Life as a country cop

COUNTRY COP: Leading Senior Constable David Kelly says the township of Learmonth was rocked by the 2016 fires. Picture: Lachlan Bence
COUNTRY COP: Leading Senior Constable David Kelly says the township of Learmonth was rocked by the 2016 fires. Picture: Lachlan Bence

When plumes of smoke could be seen from the small township of Learmonth just weeks ago, genuine panic swept through the town. 

Leading Senior Constable David Kelly’s first thought was “not again” – minutes later the CFA told him it was a planned burn. 

Almost a year to the day after the town came close to being razed by the Mount Bolton bushfire, residents remain on the edge. 

The town’s sole cop – Leading Senior Constable Kelly – is the one the residents turn to when they are in need. 

Leading Senior Constable Kelly started off as a junior constable in Fitzroy. A country boy, born and bred, he was drawn back to small police stations.

“I love the freedom – being part of the community and feeling like I can make a difference,” Leading Senior Constable Kelly says.

He lives at the house at the back of the police station – with his wife, a former officer. His children are grown up. 

“The town was really anxious this fire season,” Leading Senior Constable Kelly said.

“I just chat to them – I go to the farmers and make sure they know the days to do work and the days not to.

“We have community meeting and debriefs – we let them know what’s going on.” 

Being the only police officer is rewarding, but it can be challenging. Leading Senior Constable Kelly is never really off duty.

He heads to the pub as David – but locals still ask him policing questions. When he’s on leave, he makes sure he leaves Learmonth.

He also knows everyone. 

“There’s always that fear – that you’ll go to a fatal accident and it will be someone you know,” Leading Senior Constable Kelly said.

He’s often the first one on scene, there before the ambulance.
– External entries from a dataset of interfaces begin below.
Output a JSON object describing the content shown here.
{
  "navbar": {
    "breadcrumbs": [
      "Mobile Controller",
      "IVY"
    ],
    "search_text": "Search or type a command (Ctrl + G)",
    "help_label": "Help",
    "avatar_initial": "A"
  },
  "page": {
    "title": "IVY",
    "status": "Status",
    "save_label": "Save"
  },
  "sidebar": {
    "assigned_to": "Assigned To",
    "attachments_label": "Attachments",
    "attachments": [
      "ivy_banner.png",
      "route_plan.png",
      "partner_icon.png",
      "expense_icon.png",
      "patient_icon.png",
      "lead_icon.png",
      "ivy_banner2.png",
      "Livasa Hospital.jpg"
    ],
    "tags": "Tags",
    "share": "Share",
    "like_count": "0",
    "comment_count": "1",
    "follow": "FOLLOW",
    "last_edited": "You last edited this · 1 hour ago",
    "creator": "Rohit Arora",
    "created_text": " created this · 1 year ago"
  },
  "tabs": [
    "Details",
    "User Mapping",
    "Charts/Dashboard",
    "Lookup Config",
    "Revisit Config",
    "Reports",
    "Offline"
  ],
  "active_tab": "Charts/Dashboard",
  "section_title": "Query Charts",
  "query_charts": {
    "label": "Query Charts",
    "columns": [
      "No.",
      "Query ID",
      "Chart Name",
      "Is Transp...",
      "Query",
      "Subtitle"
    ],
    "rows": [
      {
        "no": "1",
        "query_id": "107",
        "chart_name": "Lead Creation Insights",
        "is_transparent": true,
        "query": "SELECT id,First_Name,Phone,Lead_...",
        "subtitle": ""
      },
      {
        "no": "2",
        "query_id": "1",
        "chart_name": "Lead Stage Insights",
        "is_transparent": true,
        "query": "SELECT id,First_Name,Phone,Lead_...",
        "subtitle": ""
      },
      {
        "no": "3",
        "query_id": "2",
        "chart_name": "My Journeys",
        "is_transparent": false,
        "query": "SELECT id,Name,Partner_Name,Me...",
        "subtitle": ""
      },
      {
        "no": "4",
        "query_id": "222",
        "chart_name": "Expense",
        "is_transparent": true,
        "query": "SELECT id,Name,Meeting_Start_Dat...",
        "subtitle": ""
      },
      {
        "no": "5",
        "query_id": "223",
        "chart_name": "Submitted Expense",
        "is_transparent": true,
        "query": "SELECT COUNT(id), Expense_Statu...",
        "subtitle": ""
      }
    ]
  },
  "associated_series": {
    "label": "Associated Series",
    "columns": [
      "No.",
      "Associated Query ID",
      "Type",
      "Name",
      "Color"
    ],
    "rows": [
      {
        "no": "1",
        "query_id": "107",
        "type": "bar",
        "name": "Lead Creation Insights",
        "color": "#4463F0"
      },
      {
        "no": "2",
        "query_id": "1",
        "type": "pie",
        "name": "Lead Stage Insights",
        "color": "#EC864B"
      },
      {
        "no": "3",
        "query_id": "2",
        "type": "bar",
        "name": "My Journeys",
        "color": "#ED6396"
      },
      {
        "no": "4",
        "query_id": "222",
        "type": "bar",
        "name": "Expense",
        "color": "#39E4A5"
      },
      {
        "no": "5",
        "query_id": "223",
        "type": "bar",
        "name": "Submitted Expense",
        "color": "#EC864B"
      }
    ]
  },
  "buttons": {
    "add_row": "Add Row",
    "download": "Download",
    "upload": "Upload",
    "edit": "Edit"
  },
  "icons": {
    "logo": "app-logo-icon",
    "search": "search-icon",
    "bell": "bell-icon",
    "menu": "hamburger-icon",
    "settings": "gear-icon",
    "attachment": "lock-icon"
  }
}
If it’s a fatal collision it becomes a crime scene.

“You have to preserve the scene, make sure people don’t drive across skid mark and that the occupants are out of the vehicle.

“If you know someone, it’s a ripple effect. The family keeps coming to you and talking to you – it’s ongoing. 

The fire season is nearly over, but Leading Senior Constable Kelly said it remained vitally important that residents were vigilant and that they reported suspicious behaviour.

“If they see us out there, people generally get the message,” Senior Constable Kelly said.